Patience – whilst you want to push for growth, you also need to control performance and stability. “Going after the next opportunity is always tempting, but the shared services organization must be ready to take on the next challenge. This means ensuring that existing services are running smoothly and that the management team has sufficient depth and bandwidth to accomplish these goals.”
He summarises: “Both management and leadership are elements critical to shared services success, and most successful shared services executives embody both capabilities. It is the leadership skills, however, that guide a shared services organization to do the right things. The deft execution of planning, persistence, performance, and patience by an effective leader is what enables shared services to grow from single-function transaction processing centres to a mature, multi-functioning organization that adds consistent value and is seen as a strategic asset by corporate executives and business-unit customers alike.” You can read Steve Madden’s full article here.
Finance shared services is usually the most popular function within a shared service centre, improving efficiencies and reducing costs.
Finance shared services is one of the driving functions behind shared service centres and it’s estimated more than half of global companies have moved their finance and accounting department into a finance shared services function – or are planning to do so.
HR Shared Services are set up to streamline HR activities, which reduces costs, increases the efficiency of business processes and frees up time to concentrate on strategy.
HR Shared Services functions can add a lot of value if you do it right. If you get it wrong, it can have a negative effect on employee experience and relationships throughout the business with HR can be damaged.
Cheshire HR Service (NHS) is a rare example of successful cross-organisational service provision. It was formed in the first half of 2007 by combining elements of the HR activities of three sovereign NHS trusts (East Cheshire NHS Trust, Central and Eastern Cheshire PCT and Western Cheshire PCT).

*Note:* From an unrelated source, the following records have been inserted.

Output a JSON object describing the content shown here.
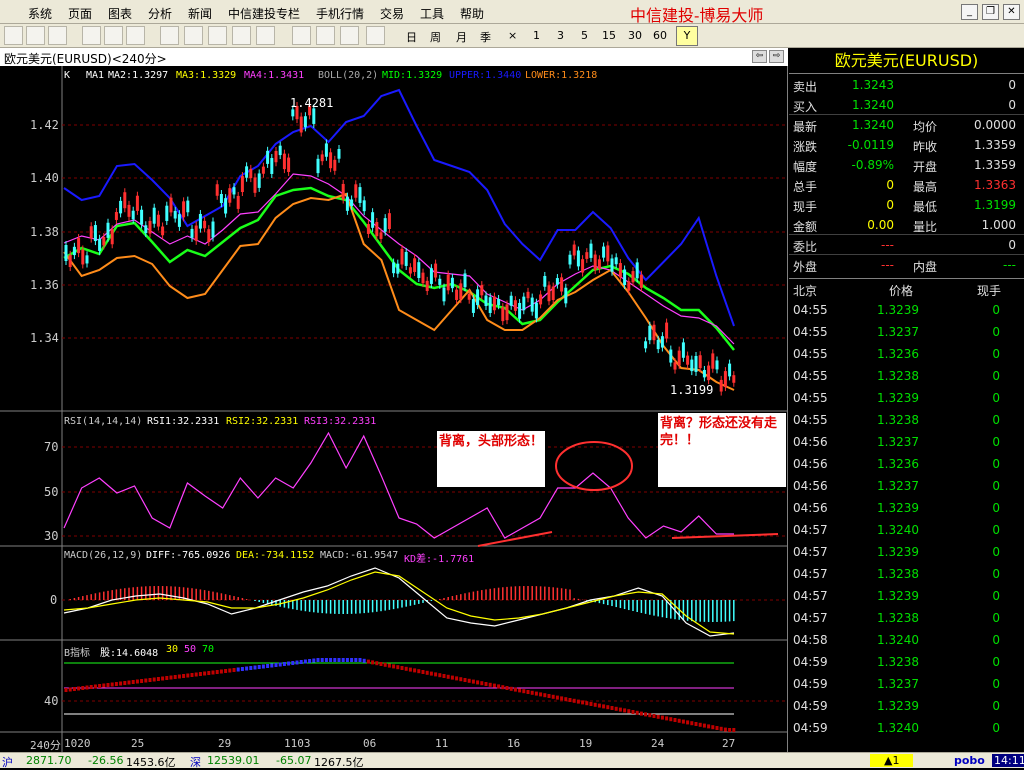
{
  "menu": {
    "items": [
      "系统",
      "页面",
      "图表",
      "分析",
      "新闻",
      "中信建投专栏",
      "手机行情",
      "交易",
      "工具",
      "帮助"
    ],
    "brand": "中信建投-博易大师"
  },
  "toolbar": {
    "periods": [
      "日",
      "周",
      "月",
      "季",
      "×",
      "1",
      "3",
      "5",
      "15",
      "30",
      "60"
    ],
    "active_period": "Y"
  },
  "chart": {
    "title": "欧元美元(EURUSD)<240分>",
    "colors": {
      "blue": "#1a1aff",
      "orange": "#ff8c1a",
      "green": "#1aff1a",
      "magenta": "#ff40ff",
      "white": "#ffffff",
      "yellow": "#ffff00",
      "cyan": "#40ffff",
      "red": "#ff3030",
      "gridred": "#800000"
    },
    "main": {
      "legend": [
        "K",
        "MA1",
        "MA2:1.3297",
        "MA3:1.3329",
        "MA4:1.3431",
        "BOLL(20,2)",
        "MID:1.3329",
        "UPPER:1.3440",
        "LOWER:1.3218"
      ],
      "y_ticks": [
        "1.42",
        "1.40",
        "1.38",
        "1.36",
        "1.34"
      ],
      "high_label": "1.4281",
      "low_label": "1.3199"
    },
    "rsi": {
      "legend": [
        "RSI(14,14,14)",
        "RSI1:32.2331",
        "RSI2:32.2331",
        "RSI3:32.2331"
      ],
      "y_ticks": [
        "70",
        "50",
        "30"
      ],
      "annotations": [
        "背离，头部形态！",
        "背离？形态还没有走完！！"
      ]
    },
    "macd": {
      "legend": [
        "MACD(26,12,9)",
        "DIFF:-765.0926",
        "DEA:-734.1152",
        "MACD:-61.9547",
        "KD差:-1.7761"
      ],
      "y_ticks": [
        "0"
      ]
    },
    "b": {
      "legend": [
        "B指标",
        "股:14.6048",
        "30",
        "50",
        "70"
      ],
      "y_ticks": [
        "40"
      ]
    },
    "x_axis": {
      "period": "240分",
      "labels": [
        "1020",
        "25",
        "29",
        "1103",
        "06",
        "11",
        "16",
        "19",
        "24",
        "27"
      ]
    }
  },
  "quote": {
    "title": "欧元美元(EURUSD)",
    "rows": [
      {
        "l1": "卖出",
        "v1": "1.3243",
        "l2": "",
        "v2": "0"
      },
      {
        "l1": "买入",
        "v1": "1.3240",
        "l2": "",
        "v2": "0"
      },
      {
        "l1": "最新",
        "v1": "1.3240",
        "l2": "均价",
        "v2": "0.0000"
      },
      {
        "l1": "涨跌",
        "v1": "-0.0119",
        "l2": "昨收",
        "v2": "1.3359"
      },
      {
        "l1": "幅度",
        "v1": "-0.89%",
        "l2": "开盘",
        "v2": "1.3359"
      },
      {
        "l1": "总手",
        "v1": "0",
        "l2": "最高",
        "v2": "1.3363"
      },
      {
        "l1": "现手",
        "v1": "0",
        "l2": "最低",
        "v2": "1.3199"
      },
      {
        "l1": "金额",
        "v1": "0.00",
        "l2": "量比",
        "v2": "1.000"
      },
      {
        "l1": "委比",
        "v1": "---",
        "l2": "",
        "v2": "0"
      },
      {
        "l1": "外盘",
        "v1": "---",
        "l2": "内盘",
        "v2": "---"
      }
    ],
    "tick_headers": [
      "北京",
      "价格",
      "现手"
    ],
    "ticks": [
      {
        "time": "04:55",
        "price": "1.3239",
        "vol": "0"
      },
      {
        "time": "04:55",
        "price": "1.3237",
        "vol": "0"
      },
      {
        "time": "04:55",
        "price": "1.3236",
        "vol": "0"
      },
      {
        "time": "04:55",
        "price": "1.3238",
        "vol": "0"
      },
      {
        "time": "04:55",
        "price": "1.3239",
        "vol": "0"
      },
      {
        "time": "04:55",
        "price": "1.3238",
        "vol": "0"
      },
      {
        "time": "04:56",
        "price": "1.3237",
        "vol": "0"
      },
      {
        "time": "04:56",
        "price": "1.3236",
        "vol": "0"
      },
      {
        "time": "04:56",
        "price": "1.3237",
        "vol": "0"
      },
      {
        "time": "04:56",
        "price": "1.3239",
        "vol": "0"
      },
      {
        "time": "04:57",
        "price": "1.3240",
        "vol": "0"
      },
      {
        "time": "04:57",
        "price": "1.3239",
        "vol": "0"
      },
      {
        "time": "04:57",
        "price": "1.3238",
        "vol": "0"
      },
      {
        "time": "04:57",
        "price": "1.3239",
        "vol": "0"
      },
      {
        "time": "04:57",
        "price": "1.3238",
        "vol": "0"
      },
      {
        "time": "04:58",
        "price": "1.3240",
        "vol": "0"
      },
      {
        "time": "04:59",
        "price": "1.3238",
        "vol": "0"
      },
      {
        "time": "04:59",
        "price": "1.3237",
        "vol": "0"
      },
      {
        "time": "04:59",
        "price": "1.3239",
        "vol": "0"
      },
      {
        "time": "04:59",
        "price": "1.3240",
        "vol": "0"
      }
    ]
  },
  "status": {
    "sh_label": "沪",
    "sh_index": "2871.70",
    "sh_change": "-26.56",
    "sh_amount": "1453.6亿",
    "sz_label": "深",
    "sz_index": "12539.01",
    "sz_change": "-65.07",
    "sz_amount": "1267.5亿",
    "alert": "▲1",
    "brand": "pobo",
    "time": "14:11"
  }
}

Described as a service level agreement (SLA) partnership arrangement, the service is provided by East Cheshire NHS Trust and provides Cheshire HR services to the three trusts through clear SLA arrangements.

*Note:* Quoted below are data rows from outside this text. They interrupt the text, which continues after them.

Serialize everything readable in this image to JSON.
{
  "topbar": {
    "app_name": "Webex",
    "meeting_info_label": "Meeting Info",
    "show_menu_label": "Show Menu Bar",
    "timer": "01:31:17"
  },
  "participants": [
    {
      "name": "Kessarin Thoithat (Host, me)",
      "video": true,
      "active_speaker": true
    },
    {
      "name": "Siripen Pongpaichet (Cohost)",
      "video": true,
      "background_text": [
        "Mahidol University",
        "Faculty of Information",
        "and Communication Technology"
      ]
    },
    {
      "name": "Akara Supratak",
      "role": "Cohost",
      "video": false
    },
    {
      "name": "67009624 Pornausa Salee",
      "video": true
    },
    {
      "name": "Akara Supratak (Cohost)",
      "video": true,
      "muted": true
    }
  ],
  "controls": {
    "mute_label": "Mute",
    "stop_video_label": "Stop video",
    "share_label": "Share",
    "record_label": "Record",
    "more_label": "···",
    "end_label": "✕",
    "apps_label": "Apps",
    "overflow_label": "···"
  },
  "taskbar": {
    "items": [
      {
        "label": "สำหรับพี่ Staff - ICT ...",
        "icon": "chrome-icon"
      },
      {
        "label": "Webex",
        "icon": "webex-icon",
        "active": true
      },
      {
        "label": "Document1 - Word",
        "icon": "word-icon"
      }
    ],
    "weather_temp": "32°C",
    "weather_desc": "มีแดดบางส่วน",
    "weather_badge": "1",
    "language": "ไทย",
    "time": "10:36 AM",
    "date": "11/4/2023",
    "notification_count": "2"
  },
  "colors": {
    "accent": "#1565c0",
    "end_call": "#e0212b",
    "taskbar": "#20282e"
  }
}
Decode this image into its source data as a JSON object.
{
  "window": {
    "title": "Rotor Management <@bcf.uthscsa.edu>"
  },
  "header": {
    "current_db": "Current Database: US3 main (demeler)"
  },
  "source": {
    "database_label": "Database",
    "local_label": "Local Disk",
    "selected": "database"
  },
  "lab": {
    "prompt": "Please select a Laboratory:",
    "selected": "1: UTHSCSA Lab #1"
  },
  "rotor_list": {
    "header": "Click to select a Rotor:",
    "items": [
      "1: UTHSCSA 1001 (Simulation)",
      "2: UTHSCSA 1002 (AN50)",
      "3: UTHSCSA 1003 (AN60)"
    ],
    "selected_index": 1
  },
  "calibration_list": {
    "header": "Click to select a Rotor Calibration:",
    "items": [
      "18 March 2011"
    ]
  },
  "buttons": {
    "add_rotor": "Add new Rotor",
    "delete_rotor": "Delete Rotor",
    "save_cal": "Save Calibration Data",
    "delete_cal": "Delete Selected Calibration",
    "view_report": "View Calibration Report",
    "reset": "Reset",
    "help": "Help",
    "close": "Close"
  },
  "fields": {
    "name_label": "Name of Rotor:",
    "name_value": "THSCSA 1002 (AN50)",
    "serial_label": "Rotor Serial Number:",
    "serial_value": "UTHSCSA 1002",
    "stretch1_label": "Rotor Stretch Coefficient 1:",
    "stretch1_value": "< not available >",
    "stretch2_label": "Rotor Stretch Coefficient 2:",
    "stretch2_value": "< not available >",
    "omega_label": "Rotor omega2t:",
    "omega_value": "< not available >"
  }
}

Its activities are overseen by a complex governance structure and each trust has its own monitoring arrangements to consider the partnership’s performance against objectives, key performance indicators and budget. An HR strategy committee with CEOs, Directors of Finance and HR provides overall direction.

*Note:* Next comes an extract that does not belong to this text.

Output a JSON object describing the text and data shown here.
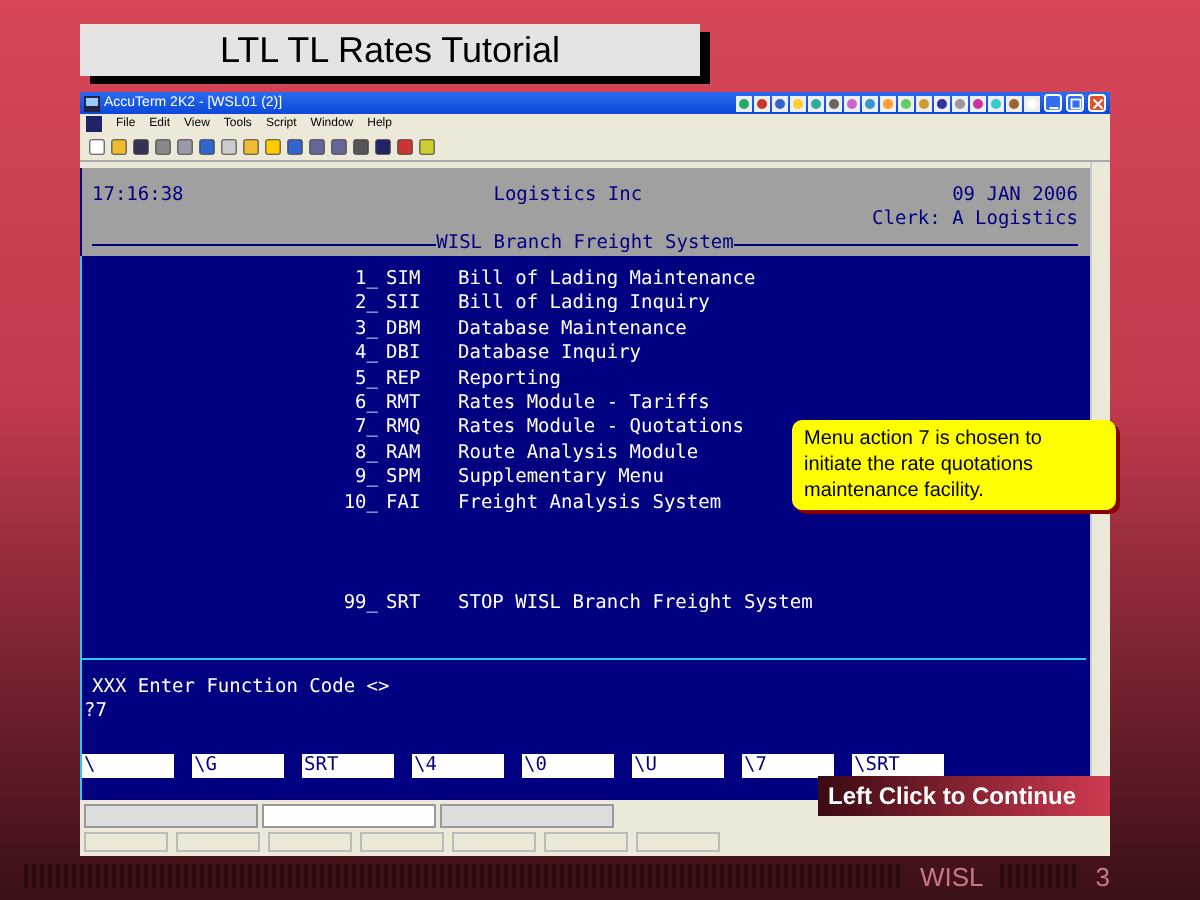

Cheshire HR Service provides the following shared services:
• HR administration (including recruitment services, management information, records management)
• Learning and development
• Employee benefits and support service
• Occupational health and counselling
• Payroll – now outsourced but centrally overseen.
In addition, there is a small business management team that oversees the partnership’s business arrangements and facilitates the infrastructure of meetings, performance, finance and technology.
There are also business partner teams for each of the trusts that cover strategic development, employee relations, policy development, workforce planning, diversity and employee engagement.
A review of its first year of operation revealed:
• A more ‘committed relationship’ between HR and the organisation
• Increased internal benchmarking and an associated questioning approach to service delivery.
• A more commercial and cost aware attitude to service provision among HR staff
• Better career opportunities and access to training.
There is still room for improvement, however. Areas to be developed in the next year include improving IT synergy between the trusts, avoiding a steady increase in demand from some customers, while making others more aware of the service delivery model and developing an induction programme for new entrants to HR, so that they understand the model’s features.
The key thing to learn from Cheshire HR service is that there is no ‘one size fits all’ model for successful shared services implementation.